→ **PROVIDED RECORDS**:
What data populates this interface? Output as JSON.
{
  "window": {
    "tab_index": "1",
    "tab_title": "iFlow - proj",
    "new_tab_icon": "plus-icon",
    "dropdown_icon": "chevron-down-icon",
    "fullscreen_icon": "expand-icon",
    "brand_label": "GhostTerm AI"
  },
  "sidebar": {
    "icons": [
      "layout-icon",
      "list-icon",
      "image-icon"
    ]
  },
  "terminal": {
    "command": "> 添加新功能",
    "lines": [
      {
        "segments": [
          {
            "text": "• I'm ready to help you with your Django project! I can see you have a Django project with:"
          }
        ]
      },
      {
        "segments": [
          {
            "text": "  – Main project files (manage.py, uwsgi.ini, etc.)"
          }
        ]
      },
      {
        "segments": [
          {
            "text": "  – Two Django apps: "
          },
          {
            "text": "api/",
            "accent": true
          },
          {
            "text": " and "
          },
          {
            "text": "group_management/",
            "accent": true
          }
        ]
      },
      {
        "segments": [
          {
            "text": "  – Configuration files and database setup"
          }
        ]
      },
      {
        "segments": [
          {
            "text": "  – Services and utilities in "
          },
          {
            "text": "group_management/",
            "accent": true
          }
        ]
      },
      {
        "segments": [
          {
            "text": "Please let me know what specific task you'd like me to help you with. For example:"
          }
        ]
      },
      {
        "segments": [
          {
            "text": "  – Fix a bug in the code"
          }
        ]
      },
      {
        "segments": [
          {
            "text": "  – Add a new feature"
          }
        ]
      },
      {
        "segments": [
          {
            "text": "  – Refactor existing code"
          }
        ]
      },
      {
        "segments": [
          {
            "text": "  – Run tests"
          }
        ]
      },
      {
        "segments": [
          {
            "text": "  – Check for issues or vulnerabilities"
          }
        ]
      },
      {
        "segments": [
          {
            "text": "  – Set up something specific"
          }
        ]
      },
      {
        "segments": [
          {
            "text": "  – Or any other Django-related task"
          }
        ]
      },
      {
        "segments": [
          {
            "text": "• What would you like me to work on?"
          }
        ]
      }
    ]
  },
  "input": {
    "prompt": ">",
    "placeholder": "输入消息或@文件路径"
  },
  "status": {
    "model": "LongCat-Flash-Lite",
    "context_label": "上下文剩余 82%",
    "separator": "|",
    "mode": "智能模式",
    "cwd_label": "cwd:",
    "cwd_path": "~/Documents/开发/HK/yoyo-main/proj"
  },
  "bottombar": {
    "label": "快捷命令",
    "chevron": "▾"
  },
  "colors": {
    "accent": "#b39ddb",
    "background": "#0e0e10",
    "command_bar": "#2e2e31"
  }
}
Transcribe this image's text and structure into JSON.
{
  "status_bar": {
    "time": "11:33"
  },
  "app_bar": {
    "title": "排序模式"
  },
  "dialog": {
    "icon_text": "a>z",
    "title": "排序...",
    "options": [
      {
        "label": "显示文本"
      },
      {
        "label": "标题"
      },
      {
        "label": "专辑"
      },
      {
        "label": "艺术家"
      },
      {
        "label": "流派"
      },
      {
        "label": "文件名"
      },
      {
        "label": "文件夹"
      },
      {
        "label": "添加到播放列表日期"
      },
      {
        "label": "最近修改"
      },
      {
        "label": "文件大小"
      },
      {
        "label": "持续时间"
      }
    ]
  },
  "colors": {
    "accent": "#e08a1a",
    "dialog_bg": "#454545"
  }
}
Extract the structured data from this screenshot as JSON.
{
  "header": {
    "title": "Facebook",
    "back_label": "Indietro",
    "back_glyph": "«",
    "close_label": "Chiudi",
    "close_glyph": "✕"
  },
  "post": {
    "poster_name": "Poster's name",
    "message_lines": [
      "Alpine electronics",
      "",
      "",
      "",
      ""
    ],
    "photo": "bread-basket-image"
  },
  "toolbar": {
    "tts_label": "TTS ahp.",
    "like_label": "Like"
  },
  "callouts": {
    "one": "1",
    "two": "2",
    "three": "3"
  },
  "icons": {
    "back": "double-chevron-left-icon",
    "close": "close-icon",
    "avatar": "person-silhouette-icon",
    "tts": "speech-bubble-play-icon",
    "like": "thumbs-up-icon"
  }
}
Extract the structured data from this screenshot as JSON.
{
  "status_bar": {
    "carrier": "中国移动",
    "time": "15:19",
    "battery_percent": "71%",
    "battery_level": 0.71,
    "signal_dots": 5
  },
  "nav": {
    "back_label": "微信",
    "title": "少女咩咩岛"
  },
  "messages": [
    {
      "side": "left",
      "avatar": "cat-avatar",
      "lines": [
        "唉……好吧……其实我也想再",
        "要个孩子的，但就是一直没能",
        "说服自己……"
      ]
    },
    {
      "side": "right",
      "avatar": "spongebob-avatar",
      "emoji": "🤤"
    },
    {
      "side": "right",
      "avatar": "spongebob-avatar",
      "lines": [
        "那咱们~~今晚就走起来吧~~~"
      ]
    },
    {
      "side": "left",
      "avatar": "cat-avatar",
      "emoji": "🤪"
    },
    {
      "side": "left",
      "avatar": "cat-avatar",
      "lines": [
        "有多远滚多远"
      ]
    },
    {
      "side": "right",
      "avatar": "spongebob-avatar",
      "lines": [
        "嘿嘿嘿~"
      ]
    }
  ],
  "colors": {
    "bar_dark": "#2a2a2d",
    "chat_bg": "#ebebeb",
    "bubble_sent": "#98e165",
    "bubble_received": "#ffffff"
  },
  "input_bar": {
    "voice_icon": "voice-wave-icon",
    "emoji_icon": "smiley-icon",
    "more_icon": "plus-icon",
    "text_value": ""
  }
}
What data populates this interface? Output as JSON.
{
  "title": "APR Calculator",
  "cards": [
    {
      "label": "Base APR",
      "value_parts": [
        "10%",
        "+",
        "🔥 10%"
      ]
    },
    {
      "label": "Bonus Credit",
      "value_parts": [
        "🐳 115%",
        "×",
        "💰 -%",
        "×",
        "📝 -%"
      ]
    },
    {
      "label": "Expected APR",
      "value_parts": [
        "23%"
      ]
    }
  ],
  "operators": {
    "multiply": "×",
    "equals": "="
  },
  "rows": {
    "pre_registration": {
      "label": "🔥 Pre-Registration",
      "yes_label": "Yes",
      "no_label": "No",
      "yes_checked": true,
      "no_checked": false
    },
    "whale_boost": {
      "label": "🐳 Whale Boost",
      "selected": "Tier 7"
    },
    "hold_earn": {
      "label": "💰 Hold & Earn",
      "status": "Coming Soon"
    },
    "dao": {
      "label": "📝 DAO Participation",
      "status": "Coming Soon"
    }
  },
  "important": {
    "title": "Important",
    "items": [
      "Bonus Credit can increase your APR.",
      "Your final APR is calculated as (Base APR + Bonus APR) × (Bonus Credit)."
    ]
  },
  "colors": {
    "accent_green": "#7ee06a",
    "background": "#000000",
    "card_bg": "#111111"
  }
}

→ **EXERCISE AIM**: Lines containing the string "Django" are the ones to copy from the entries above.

→ **RESPONSE TO THIS TASK**:
            "text": "• I'm ready to help you with your Django project! I can see you have a Django project with:"
            "text": "  – Two Django apps: "
            "text": "  – Or any other Django-related task"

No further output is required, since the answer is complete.